» Available records
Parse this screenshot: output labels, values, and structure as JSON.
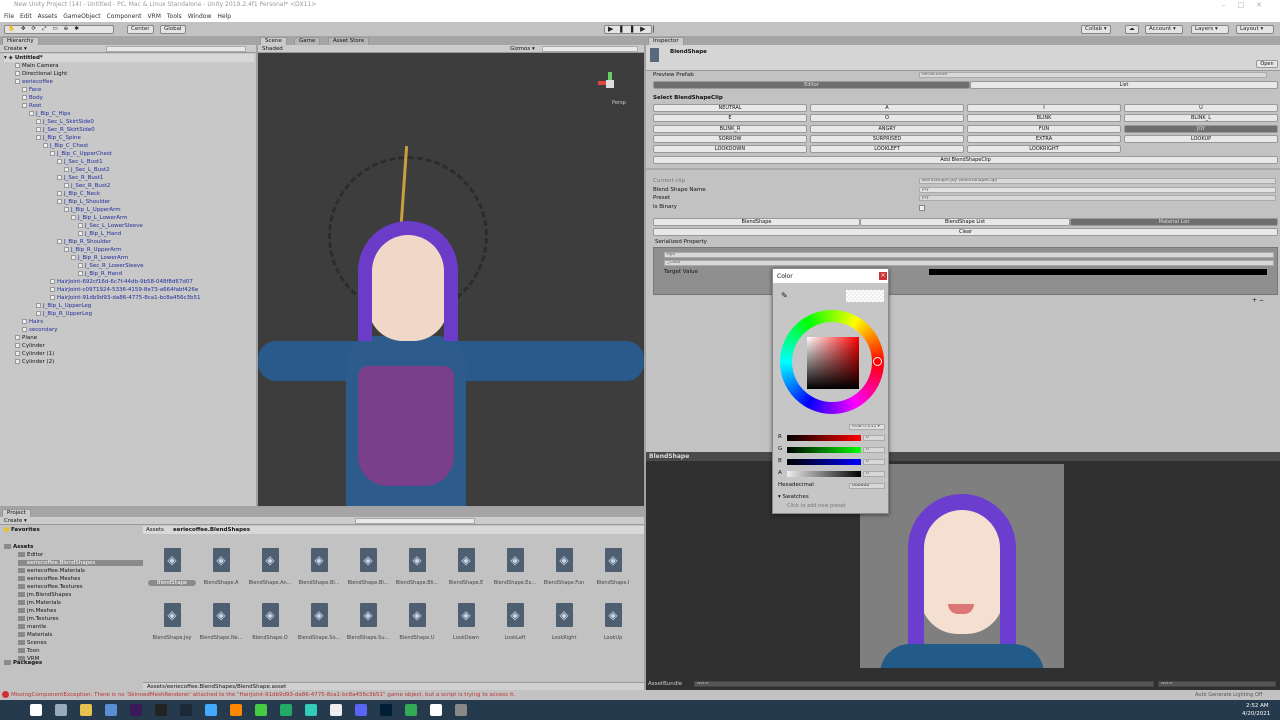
{
  "window": {
    "title": "New Unity Project (14) - Untitled - PC, Mac & Linux Standalone - Unity 2019.2.4f1 Personal* <DX11>"
  },
  "menu": [
    "File",
    "Edit",
    "Assets",
    "GameObject",
    "Component",
    "VRM",
    "Tools",
    "Window",
    "Help"
  ],
  "toolbar": {
    "center": "Center",
    "global": "Global",
    "collab": "Collab ▾",
    "account": "Account ▾",
    "layers": "Layers ▾",
    "layout": "Layout ▾"
  },
  "hierarchy": {
    "tab": "Hierarchy",
    "create": "Create ▾",
    "scene": "Untitled*",
    "items": [
      {
        "label": "Main Camera",
        "depth": 1,
        "prefab": false
      },
      {
        "label": "Directional Light",
        "depth": 1,
        "prefab": false
      },
      {
        "label": "eeriecoffee",
        "depth": 1,
        "prefab": true
      },
      {
        "label": "Face",
        "depth": 2,
        "prefab": true
      },
      {
        "label": "Body",
        "depth": 2,
        "prefab": true
      },
      {
        "label": "Root",
        "depth": 2,
        "prefab": true
      },
      {
        "label": "J_Bip_C_Hips",
        "depth": 3,
        "prefab": true
      },
      {
        "label": "J_Sec_L_SkirtSide0",
        "depth": 4,
        "prefab": true
      },
      {
        "label": "J_Sec_R_SkirtSide0",
        "depth": 4,
        "prefab": true
      },
      {
        "label": "J_Bip_C_Spine",
        "depth": 4,
        "prefab": true
      },
      {
        "label": "J_Bip_C_Chest",
        "depth": 5,
        "prefab": true
      },
      {
        "label": "J_Bip_C_UpperChest",
        "depth": 6,
        "prefab": true
      },
      {
        "label": "J_Sec_L_Bust1",
        "depth": 7,
        "prefab": true
      },
      {
        "label": "J_Sec_L_Bust2",
        "depth": 8,
        "prefab": true
      },
      {
        "label": "J_Sec_R_Bust1",
        "depth": 7,
        "prefab": true
      },
      {
        "label": "J_Sec_R_Bust2",
        "depth": 8,
        "prefab": true
      },
      {
        "label": "J_Bip_C_Neck",
        "depth": 7,
        "prefab": true
      },
      {
        "label": "J_Bip_L_Shoulder",
        "depth": 7,
        "prefab": true
      },
      {
        "label": "J_Bip_L_UpperArm",
        "depth": 8,
        "prefab": true
      },
      {
        "label": "J_Bip_L_LowerArm",
        "depth": 9,
        "prefab": true
      },
      {
        "label": "J_Sec_L_LowerSleeve",
        "depth": 10,
        "prefab": true
      },
      {
        "label": "J_Bip_L_Hand",
        "depth": 10,
        "prefab": true
      },
      {
        "label": "J_Bip_R_Shoulder",
        "depth": 7,
        "prefab": true
      },
      {
        "label": "J_Bip_R_UpperArm",
        "depth": 8,
        "prefab": true
      },
      {
        "label": "J_Bip_R_LowerArm",
        "depth": 9,
        "prefab": true
      },
      {
        "label": "J_Sec_R_LowerSleeve",
        "depth": 10,
        "prefab": true
      },
      {
        "label": "J_Bip_R_Hand",
        "depth": 10,
        "prefab": true
      },
      {
        "label": "HairJoint-692cf16d-6c7f-44db-9b58-048f8d67d07",
        "depth": 6,
        "prefab": true
      },
      {
        "label": "HairJoint-c0971924-5336-4159-8e73-a664fabf426e",
        "depth": 6,
        "prefab": true
      },
      {
        "label": "HairJoint-91db9d93-da86-4775-8ca1-bc8a456c3b51",
        "depth": 6,
        "prefab": true
      },
      {
        "label": "J_Bip_L_UpperLeg",
        "depth": 4,
        "prefab": true
      },
      {
        "label": "J_Bip_R_UpperLeg",
        "depth": 4,
        "prefab": true
      },
      {
        "label": "Hairs",
        "depth": 2,
        "prefab": true
      },
      {
        "label": "secondary",
        "depth": 2,
        "prefab": true
      },
      {
        "label": "Plane",
        "depth": 1,
        "prefab": false
      },
      {
        "label": "Cylinder",
        "depth": 1,
        "prefab": false
      },
      {
        "label": "Cylinder (1)",
        "depth": 1,
        "prefab": false
      },
      {
        "label": "Cylinder (2)",
        "depth": 1,
        "prefab": false
      }
    ]
  },
  "scene": {
    "tabs": [
      "Scene",
      "Game",
      "Asset Store"
    ],
    "shading": "Shaded",
    "gizmos": "Gizmos ▾",
    "persp": "Persp"
  },
  "inspector": {
    "tab": "Inspector",
    "object": "BlendShape",
    "open": "Open",
    "preview_prefab_label": "Preview Prefab",
    "preview_prefab_value": "eeriecoffee",
    "mode_tabs": [
      "Editor",
      "List"
    ],
    "select_heading": "Select BlendShapeClip",
    "clips": [
      "NEUTRAL",
      "A",
      "I",
      "U",
      "E",
      "O",
      "BLINK",
      "BLINK_L",
      "BLINK_R",
      "ANGRY",
      "FUN",
      "JOY",
      "SORROW",
      "SURPRISED",
      "EXTRA",
      "LOOKUP",
      "LOOKDOWN",
      "LOOKLEFT",
      "LOOKRIGHT"
    ],
    "selected_clip": "JOY",
    "add_clip": "Add BlendShapeClip",
    "current_clip_label": "Current clip",
    "current_clip_value": "BlendShape.Joy (BlendShapeClip)",
    "blend_shape_name_label": "Blend Shape Name",
    "blend_shape_name_value": "Joy",
    "preset_label": "Preset",
    "preset_value": "Joy",
    "is_binary_label": "Is Binary",
    "is_binary": false,
    "list_tabs": [
      "BlendShape",
      "BlendShape List",
      "Material List"
    ],
    "clear": "Clear",
    "serialized_property": "Serialized Property",
    "material_value": "eye",
    "property_value": "_Color",
    "target_value_label": "Target Value",
    "target_color": "#000000"
  },
  "color_picker": {
    "title": "Color",
    "mode": "RGB 0-255 ▾",
    "r_label": "R",
    "g_label": "G",
    "b_label": "B",
    "a_label": "A",
    "r": "0",
    "g": "0",
    "b": "0",
    "a": "0",
    "hex_label": "Hexadecimal",
    "hex": "000000",
    "swatches": "▾ Swatches",
    "add_preset": "Click to add new preset"
  },
  "preview": {
    "title": "BlendShape",
    "assetbundle_label": "AssetBundle",
    "assetbundle_value": "None",
    "variant_value": "None"
  },
  "project": {
    "tab": "Project",
    "create": "Create ▾",
    "breadcrumb_root": "Assets",
    "breadcrumb_current": "eeriecoffee.BlendShapes",
    "tree": [
      {
        "label": "Favorites",
        "depth": 0,
        "bold": true
      },
      {
        "label": "Assets",
        "depth": 0,
        "bold": true
      },
      {
        "label": "Editor",
        "depth": 1
      },
      {
        "label": "eeriecoffee.BlendShapes",
        "depth": 1,
        "selected": true
      },
      {
        "label": "eeriecoffee.Materials",
        "depth": 1
      },
      {
        "label": "eeriecoffee.Meshes",
        "depth": 1
      },
      {
        "label": "eeriecoffee.Textures",
        "depth": 1
      },
      {
        "label": "jm.BlendShapes",
        "depth": 1
      },
      {
        "label": "jm.Materials",
        "depth": 1
      },
      {
        "label": "jm.Meshes",
        "depth": 1
      },
      {
        "label": "jm.Textures",
        "depth": 1
      },
      {
        "label": "mantle",
        "depth": 1
      },
      {
        "label": "Materials",
        "depth": 1
      },
      {
        "label": "Scenes",
        "depth": 1
      },
      {
        "label": "Toon",
        "depth": 1
      },
      {
        "label": "VRM",
        "depth": 1
      },
      {
        "label": "Packages",
        "depth": 0,
        "bold": true
      }
    ],
    "assets": [
      "BlendShape",
      "BlendShape.A",
      "BlendShape.An...",
      "BlendShape.Bl...",
      "BlendShape.Bl...",
      "BlendShape.Bli...",
      "BlendShape.E",
      "BlendShape.Ex...",
      "BlendShape.Fun",
      "BlendShape.I",
      "BlendShape.Joy",
      "BlendShape.Ne...",
      "BlendShape.O",
      "BlendShape.So...",
      "BlendShape.Su...",
      "BlendShape.U",
      "LookDown",
      "LookLeft",
      "LookRight",
      "LookUp"
    ],
    "path": "Assets/eeriecoffee.BlendShapes/BlendShape.asset"
  },
  "status": {
    "error": "MissingComponentException: There is no 'SkinnedMeshRenderer' attached to the \"HairJoint-91db9d93-da86-4775-8ca1-bc8a456c3b51\" game object, but a script is trying to access it.",
    "lighting": "Auto Generate Lighting Off"
  },
  "taskbar": {
    "time": "2:52 AM",
    "date": "4/20/2021",
    "apps": [
      "windows-start",
      "task-view",
      "file-explorer",
      "paint",
      "premiere",
      "obs",
      "steam",
      "affinity",
      "vpn",
      "chrome",
      "terminal",
      "clip-studio",
      "discord",
      "photoshop",
      "lp",
      "unity-hub",
      "vroid",
      "unity"
    ]
  },
  "colors": {
    "prefab_text": "#1f2f9a",
    "selected": "#6e6e6e",
    "error": "#d32f2f",
    "taskbar": "#253a4c"
  }
}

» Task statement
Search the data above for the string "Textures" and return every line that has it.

» Response to the exercise
        "label": "eeriecoffee.Textures",
        "label": "jm.Textures",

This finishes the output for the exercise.